Marcus Howard Hopes To Be The Next Teen Sensation At Olympic Games

by David Seigerman

There were less than 12 seconds remaining and barely 10 meters to go before anyone noticed Lydia Jacoby. To that point in the final of the 100-meter breaststroke at the Olympic Games Tokyo 2020, the attention of the network broadcast had been fixed on Jacoby’s U.S. teammate, Lilly King, and her quest to defend her Olympic title. Jacoby’s name wasn’t mentioned the entire first lap.

Marcus Howard, though, was watching.

“That was crazy. She came out of nowhere,” said Howard. “Everybody thought Lilly King was going to win. That was really cool to watch. Especially somebody my age.”

Somebody Howard’s age. Before the world learned any other details of Jacoby’s remarkable story – that she was the first Alaskan swimmer to compete in the Olympic Games, that she trained in a 25-meter pool because the only 50-meter pool in the entire state was impractically far from her hometown — they knew her age. As she edged into the lead, broadcaster Dan Hicks introduced the world to “Lydia Jacoby, the 17-year-old.”

By that time, she had the full attention of Howard, another 17-year-old with Olympic dreams of his own. Dreams that, in the 64.95 seconds it took an American teenager to become a Gold Medalist, started to feel more possible.

“It helps boost my confidence, seeing somebody my age who goes out and competes against people who had been in the Olympics already. And win, even,” said Howard, the youngest member of the US Speedskating Short Track National Training Program. “It brings me up — maybe I can do this. If I try hard enough, maybe this is possible.”

Oh, it’s definitely possible. If it weren’t, Howard would have been back home in Federal Way, Washington, watching the Olympic Games with his parents. Instead, while his mother, Brandi, was in the family living room, following the 100-meter breaststroke final and projecting her son’s prospects onto Jacoby’s accomplishment (“You see that, and of course, I think there’s a chance in nine months we’ll be watching him,” said Brandi), Howard was upstairs in a house in Utah. 

It’s the home of one of the National Training Program assistant coaches, along with his wife and their young son.

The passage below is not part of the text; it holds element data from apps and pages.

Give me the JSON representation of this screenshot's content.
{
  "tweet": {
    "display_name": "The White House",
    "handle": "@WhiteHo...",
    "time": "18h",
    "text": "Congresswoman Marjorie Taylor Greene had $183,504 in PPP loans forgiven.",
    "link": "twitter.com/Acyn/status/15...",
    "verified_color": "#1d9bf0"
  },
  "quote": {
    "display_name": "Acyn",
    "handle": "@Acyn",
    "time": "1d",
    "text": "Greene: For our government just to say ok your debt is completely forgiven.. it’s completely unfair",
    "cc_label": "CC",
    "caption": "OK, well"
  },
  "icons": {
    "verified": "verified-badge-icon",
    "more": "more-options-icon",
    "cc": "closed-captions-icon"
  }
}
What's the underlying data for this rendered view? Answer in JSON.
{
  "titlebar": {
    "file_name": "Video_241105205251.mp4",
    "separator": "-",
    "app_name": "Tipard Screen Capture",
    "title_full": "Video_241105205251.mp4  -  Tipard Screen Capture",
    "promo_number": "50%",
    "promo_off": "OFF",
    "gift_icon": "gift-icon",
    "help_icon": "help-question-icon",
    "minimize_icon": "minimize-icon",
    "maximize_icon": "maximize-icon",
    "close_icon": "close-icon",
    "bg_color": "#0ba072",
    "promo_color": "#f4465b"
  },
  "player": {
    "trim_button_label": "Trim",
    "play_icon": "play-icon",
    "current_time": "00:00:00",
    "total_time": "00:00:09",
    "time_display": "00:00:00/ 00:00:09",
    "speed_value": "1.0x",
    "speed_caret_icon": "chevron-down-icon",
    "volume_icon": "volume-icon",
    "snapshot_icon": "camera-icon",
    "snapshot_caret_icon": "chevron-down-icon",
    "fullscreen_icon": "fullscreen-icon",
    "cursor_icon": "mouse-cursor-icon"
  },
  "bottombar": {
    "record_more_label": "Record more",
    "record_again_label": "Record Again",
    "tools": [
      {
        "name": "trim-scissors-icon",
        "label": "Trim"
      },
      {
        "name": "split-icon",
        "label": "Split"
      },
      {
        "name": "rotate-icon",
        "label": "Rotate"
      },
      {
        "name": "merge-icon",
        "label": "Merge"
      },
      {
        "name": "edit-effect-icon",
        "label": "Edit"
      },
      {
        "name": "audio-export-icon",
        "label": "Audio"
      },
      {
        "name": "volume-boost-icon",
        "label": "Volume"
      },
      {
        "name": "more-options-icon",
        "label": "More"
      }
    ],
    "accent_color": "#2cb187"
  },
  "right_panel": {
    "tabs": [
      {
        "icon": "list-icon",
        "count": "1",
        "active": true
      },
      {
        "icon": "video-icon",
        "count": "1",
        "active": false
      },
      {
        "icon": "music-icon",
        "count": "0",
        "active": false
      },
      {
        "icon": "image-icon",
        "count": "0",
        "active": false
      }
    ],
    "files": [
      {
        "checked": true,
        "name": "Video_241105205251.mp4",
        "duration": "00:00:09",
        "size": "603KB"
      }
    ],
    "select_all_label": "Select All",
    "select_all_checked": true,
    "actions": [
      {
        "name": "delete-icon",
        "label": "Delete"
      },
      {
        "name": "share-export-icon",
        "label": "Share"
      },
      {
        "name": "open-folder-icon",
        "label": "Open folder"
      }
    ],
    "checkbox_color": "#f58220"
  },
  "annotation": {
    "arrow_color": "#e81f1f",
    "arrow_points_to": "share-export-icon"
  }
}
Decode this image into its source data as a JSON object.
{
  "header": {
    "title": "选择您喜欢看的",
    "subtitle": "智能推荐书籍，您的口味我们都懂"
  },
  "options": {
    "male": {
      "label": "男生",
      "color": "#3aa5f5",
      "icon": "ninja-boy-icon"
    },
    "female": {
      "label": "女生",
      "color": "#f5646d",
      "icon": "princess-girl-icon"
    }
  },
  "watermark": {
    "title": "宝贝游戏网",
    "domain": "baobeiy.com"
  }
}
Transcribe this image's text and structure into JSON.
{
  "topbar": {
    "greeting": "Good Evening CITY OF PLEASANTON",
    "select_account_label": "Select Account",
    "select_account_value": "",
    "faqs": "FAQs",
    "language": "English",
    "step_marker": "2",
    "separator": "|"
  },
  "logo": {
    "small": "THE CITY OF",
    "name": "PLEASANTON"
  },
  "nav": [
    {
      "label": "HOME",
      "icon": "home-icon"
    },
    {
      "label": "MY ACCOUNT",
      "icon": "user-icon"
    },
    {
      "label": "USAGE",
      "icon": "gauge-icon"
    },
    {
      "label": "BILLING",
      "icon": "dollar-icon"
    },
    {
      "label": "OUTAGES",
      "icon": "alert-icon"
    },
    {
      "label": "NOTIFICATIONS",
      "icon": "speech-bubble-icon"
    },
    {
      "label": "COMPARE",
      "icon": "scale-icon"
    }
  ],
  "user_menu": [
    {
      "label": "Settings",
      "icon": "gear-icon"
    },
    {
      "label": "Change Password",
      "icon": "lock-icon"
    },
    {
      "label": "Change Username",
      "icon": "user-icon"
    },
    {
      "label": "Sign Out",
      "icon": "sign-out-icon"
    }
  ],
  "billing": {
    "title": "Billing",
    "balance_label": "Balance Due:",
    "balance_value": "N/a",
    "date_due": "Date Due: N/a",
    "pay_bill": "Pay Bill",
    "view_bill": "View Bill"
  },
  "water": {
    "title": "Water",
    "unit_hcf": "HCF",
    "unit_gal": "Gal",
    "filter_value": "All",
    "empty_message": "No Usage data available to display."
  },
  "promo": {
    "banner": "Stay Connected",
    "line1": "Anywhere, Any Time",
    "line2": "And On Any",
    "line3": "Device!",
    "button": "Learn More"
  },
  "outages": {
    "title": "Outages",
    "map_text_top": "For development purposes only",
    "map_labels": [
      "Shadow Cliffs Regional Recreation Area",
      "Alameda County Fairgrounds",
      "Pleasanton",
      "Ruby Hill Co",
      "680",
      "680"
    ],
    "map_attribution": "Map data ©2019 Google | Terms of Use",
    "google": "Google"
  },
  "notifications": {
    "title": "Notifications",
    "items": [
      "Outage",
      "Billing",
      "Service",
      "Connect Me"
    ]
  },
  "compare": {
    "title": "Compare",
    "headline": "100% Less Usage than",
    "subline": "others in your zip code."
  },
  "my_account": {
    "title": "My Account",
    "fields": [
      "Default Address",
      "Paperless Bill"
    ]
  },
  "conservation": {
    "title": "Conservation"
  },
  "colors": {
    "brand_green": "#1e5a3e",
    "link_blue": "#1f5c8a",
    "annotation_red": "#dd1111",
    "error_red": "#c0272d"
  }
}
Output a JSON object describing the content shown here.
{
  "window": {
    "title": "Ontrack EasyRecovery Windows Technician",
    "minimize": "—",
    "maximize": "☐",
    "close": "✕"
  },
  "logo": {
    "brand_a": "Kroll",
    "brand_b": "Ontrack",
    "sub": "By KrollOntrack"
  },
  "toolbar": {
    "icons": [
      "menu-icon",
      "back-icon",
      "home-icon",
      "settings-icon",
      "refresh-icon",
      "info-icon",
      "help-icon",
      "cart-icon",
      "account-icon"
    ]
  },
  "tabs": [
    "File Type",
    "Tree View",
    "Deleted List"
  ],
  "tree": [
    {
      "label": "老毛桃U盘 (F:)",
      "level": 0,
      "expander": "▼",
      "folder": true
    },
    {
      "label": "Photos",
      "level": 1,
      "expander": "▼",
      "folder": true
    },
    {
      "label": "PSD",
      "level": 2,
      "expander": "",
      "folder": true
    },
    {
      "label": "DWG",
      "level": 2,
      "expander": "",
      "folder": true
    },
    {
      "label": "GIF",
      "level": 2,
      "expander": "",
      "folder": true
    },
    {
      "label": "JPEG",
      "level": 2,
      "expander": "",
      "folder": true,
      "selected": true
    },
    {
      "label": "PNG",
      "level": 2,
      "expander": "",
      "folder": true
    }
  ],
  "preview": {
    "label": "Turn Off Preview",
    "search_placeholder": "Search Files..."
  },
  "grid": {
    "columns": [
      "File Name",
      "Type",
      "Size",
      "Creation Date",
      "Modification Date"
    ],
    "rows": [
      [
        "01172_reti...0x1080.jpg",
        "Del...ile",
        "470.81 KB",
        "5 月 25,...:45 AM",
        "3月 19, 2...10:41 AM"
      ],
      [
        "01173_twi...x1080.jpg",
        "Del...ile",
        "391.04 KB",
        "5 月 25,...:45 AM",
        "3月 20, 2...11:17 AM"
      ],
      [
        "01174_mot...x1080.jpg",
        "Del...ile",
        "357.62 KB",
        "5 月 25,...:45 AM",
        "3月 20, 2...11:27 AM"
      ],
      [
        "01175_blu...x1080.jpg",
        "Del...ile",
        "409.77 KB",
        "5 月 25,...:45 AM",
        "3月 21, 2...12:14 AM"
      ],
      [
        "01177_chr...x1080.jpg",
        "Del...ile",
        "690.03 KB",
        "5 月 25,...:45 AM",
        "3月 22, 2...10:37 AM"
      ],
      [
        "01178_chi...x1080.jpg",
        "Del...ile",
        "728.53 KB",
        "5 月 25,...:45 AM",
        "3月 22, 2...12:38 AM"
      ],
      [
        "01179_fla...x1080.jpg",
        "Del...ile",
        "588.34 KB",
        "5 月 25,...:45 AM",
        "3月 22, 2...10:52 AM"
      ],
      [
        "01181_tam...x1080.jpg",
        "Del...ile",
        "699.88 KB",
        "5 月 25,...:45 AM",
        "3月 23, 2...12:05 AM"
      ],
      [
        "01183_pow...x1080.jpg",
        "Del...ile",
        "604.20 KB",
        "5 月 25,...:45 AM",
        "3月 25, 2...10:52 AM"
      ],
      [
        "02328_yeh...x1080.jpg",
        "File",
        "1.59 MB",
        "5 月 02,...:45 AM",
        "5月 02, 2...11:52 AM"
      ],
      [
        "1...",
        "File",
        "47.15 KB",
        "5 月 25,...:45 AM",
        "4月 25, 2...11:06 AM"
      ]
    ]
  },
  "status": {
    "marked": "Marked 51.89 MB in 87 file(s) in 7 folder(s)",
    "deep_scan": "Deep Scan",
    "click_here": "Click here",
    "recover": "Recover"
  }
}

And it’s where Howard has been living, with another skater, having relocated to Salt Lake City to train at the Utah Olympic Oval and try to earn a coveted spot on the US roster for the 2022 Olympic Winter Games in Beijing. 

“I enjoy being the youngest on team, having people who have a lot more experience than me trying to help me, critique me with things that will make me faster and better,” said Howard.

Seventeen may sound a little young to be thinking seriously about qualifying for his sport’s biggest stage. In truth, though, the Olympic Games have always felt accessible to Howard. And probably to hundreds of kids just like him, bombing around Pattison’s West on inline skates (or even four-wheeling in classic roller skates). 

The legendary family fun center of Federal Way, Pattison’s has been a sort of Olympian launching pad, and the photos proudly displayed on the rink’s Wall of Fame are more like a Mount Rushmore of US Speedskating. 

Joey Mantia, who competed in the 2014 and 2018 Games, trained there. So did Aaron Tran, who skated at PyeongChang in 2018. The most-decorated winter Olympian in American history — eight-time medalist Apolo Ohno — grew up at Pattison’s. So too did J.R. Celski, a three-time Olympian and three-time Olympic Medalist.

It was Celski who made the earliest, most direct and most profound impression on Howard. Celski came home from the Vancouver Games with a pair of Bronze Medals — one for the 1500m, one for the 5000m Relay. He made the pilgrimage to Pattison’s to share his experiences with a gathering of local kids. Howard was in that awestruck group.

“I thought it was cool,” said Howard, who was 7 at the time, a student at Sherwood Forest Elementary School, where Celski had also attended. “It put everything in perspective. Everyone starts somewhere. And starting out somewhere similar to where he started made me feel a lot more confident.”

Howard doesn’t recall anything in particular that Celski said to Pattison’s next generation of Olympic hopefuls. He couldn’t have been old enough to grasp that he’d just glimpsed for the first time how far skating might be able to take him.

He did get an autograph, though. Celski signed the inline boots Howard was wearing that day. They’re still up in his childhood bedroom back in Federal Way.

Someday, maybe — perhaps even before the next spring thaw on Puget Sound — it will be Howard’s turn. Maybe he’ll be the next teenager to sprint from out of nowhere, Lydia Jacoby-style, to a spot on the Olympic podium. Maybe he’ll come home to Federal Way with medals to share and stories to tell. Maybe he’ll sign the skates of some future speed skating star.

“I’d love to do what J.R. did,” said Howard. “That’d be super cool.”
David Seigerman is a veteran sportswriter, producer, author and the producer/writer/host of the new sports podcast, Out Of Left Field. He is a freelance contributor to on behalf of Red Line Editorial, Inc.